With more couples living together without being married, the way child custody and guardianship is approached has to change depending on the situation. If break-ups occur without a divorce, there may be few ways to recover assets or other things through the legal system, but guardianship is one area that is strictly defined for parents.
One question many have is, “does being unmarried affect a person’s ability to apply for guardianship or arrange contact with his or her children?” In Canada as a whole, it’s been shown that parents either had a court order for custody, guardianship and its variations or were in the process of obtaining guardianship in 48 per cent of cases reviewed. Without being legally married, guardianship becomes more difficult, as parents must prove their relationship to a child; this is much easier for mothers, which may explain some of the next statistics skewed toward mothers receiving guardianship of their children.

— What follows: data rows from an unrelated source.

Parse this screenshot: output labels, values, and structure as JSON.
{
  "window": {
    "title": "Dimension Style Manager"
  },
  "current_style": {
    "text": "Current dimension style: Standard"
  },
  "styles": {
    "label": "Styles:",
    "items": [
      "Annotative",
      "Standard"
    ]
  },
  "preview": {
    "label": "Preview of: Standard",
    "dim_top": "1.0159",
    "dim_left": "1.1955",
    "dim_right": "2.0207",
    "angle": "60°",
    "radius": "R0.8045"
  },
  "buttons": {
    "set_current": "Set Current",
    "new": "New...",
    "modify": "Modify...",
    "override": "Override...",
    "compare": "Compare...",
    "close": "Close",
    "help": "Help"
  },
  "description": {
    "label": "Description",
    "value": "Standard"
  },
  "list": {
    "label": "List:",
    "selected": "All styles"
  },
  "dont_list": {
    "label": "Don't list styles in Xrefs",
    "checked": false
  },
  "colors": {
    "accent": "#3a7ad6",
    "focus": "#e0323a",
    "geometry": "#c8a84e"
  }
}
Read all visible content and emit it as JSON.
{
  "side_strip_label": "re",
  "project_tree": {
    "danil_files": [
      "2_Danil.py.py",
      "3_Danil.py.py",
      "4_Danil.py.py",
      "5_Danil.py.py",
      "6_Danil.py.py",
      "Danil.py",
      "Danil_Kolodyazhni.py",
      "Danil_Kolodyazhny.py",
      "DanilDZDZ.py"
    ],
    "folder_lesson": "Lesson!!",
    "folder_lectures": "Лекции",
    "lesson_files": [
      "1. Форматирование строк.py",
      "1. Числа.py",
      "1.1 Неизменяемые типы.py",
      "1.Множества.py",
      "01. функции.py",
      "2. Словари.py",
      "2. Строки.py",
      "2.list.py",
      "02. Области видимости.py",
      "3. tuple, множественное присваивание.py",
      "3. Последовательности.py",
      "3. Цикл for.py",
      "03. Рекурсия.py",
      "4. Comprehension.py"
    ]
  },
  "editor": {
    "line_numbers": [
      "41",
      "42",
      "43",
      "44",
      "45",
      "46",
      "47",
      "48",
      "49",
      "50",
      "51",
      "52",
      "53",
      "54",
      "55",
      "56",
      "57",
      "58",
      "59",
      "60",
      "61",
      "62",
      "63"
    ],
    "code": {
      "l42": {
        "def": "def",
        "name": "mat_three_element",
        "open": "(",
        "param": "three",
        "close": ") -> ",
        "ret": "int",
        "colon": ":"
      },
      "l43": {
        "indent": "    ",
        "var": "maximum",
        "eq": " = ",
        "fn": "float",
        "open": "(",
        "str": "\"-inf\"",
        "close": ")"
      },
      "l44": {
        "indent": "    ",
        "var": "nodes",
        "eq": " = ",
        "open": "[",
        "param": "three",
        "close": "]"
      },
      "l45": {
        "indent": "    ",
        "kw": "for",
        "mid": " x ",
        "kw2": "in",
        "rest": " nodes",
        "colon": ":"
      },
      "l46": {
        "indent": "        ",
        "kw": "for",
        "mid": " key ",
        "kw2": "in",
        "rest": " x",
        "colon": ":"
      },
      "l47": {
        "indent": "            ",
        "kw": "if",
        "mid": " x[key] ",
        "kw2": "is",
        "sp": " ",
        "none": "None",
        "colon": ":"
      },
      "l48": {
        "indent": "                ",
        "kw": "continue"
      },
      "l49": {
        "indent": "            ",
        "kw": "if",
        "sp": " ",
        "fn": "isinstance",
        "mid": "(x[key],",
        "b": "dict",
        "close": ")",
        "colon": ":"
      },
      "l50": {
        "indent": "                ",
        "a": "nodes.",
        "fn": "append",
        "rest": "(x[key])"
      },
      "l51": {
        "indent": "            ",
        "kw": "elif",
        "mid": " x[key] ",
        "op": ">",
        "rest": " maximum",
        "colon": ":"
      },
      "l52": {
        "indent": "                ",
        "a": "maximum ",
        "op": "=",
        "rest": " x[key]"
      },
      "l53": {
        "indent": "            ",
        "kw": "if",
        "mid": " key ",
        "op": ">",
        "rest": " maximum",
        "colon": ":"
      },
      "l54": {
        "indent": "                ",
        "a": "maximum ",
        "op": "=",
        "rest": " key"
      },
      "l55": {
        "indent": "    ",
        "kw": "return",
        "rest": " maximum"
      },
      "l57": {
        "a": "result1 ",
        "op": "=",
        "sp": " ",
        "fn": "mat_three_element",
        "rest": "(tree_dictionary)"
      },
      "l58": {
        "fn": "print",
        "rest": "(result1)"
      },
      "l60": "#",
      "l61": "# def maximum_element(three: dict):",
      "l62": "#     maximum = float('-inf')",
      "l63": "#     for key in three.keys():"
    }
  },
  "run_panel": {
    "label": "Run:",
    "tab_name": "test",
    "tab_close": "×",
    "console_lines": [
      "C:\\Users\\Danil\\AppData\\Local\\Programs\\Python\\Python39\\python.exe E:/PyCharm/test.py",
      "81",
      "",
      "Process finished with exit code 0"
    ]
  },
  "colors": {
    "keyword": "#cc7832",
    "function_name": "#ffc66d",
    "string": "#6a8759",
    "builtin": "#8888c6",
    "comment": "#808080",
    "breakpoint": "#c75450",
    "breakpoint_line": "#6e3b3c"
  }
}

In 79.3 per cent of cases, it was shown that mothers had exclusive custody in these arrangements, while 6.6 per cent of fathers did. Almost 13 per cent of couples shared custody. In cases where children were between 6 and 11, it was more likely for fathers to obtain exclusive custody or to have shared physical custody with the mother.
The type of union the parents have broken does seem to affect the custody arrangement. In unions with no marriage or common-law arrangement, 82 per cent of mothers obtained custody exclusively while 5.3 per cent of fathers did the same. Another 10.9 per cent of people shared physical custody of their children. Most children were found to live with their mothers with varied relationships and visitation times with their fathers.